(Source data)
---*---

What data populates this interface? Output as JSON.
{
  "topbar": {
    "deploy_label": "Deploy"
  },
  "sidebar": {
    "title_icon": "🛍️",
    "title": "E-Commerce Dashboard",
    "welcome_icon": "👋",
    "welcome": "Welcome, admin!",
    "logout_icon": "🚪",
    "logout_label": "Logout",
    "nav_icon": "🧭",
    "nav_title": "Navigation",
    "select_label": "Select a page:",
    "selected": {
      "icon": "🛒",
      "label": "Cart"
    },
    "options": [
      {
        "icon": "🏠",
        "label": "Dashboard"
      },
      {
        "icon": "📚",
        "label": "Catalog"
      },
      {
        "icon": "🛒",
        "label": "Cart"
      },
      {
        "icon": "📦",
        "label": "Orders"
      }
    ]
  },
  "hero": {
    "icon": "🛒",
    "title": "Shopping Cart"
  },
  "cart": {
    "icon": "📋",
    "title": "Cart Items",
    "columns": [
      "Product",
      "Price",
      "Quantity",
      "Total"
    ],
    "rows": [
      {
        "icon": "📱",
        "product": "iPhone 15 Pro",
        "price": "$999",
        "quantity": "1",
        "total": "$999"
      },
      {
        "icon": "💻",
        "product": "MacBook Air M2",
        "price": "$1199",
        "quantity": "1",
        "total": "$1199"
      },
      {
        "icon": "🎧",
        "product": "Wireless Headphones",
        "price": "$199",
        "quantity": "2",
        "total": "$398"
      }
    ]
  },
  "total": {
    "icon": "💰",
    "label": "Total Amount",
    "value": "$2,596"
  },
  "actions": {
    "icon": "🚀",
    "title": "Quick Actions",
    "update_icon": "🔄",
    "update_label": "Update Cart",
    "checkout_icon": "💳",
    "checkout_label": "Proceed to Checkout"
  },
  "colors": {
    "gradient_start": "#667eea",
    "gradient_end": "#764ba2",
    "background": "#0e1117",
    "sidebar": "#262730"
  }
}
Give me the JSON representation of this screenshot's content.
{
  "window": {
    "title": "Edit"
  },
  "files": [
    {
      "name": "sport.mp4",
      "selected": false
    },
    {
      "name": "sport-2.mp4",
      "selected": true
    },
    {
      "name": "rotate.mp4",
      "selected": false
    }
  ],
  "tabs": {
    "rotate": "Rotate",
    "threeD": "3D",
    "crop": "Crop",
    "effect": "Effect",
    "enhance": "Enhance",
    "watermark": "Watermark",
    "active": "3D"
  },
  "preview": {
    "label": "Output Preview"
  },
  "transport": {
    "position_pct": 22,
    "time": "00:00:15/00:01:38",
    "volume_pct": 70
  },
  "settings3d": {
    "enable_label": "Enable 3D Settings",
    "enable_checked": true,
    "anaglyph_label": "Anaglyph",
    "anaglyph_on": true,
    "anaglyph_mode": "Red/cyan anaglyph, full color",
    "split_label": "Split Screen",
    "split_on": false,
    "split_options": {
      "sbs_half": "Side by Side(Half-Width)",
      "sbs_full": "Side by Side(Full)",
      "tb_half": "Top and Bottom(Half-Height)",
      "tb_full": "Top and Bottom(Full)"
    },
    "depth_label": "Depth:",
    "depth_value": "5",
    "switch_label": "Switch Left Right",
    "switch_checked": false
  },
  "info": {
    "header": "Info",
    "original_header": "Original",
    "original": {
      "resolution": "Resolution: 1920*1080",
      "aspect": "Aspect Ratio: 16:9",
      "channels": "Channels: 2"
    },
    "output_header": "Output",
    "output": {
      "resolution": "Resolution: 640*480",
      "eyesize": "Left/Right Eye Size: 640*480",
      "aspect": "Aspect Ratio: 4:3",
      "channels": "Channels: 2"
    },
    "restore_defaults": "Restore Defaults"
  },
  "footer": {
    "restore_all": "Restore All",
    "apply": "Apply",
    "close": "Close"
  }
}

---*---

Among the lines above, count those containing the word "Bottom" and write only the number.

*RESPONSE TO THIS EXERCISE*
2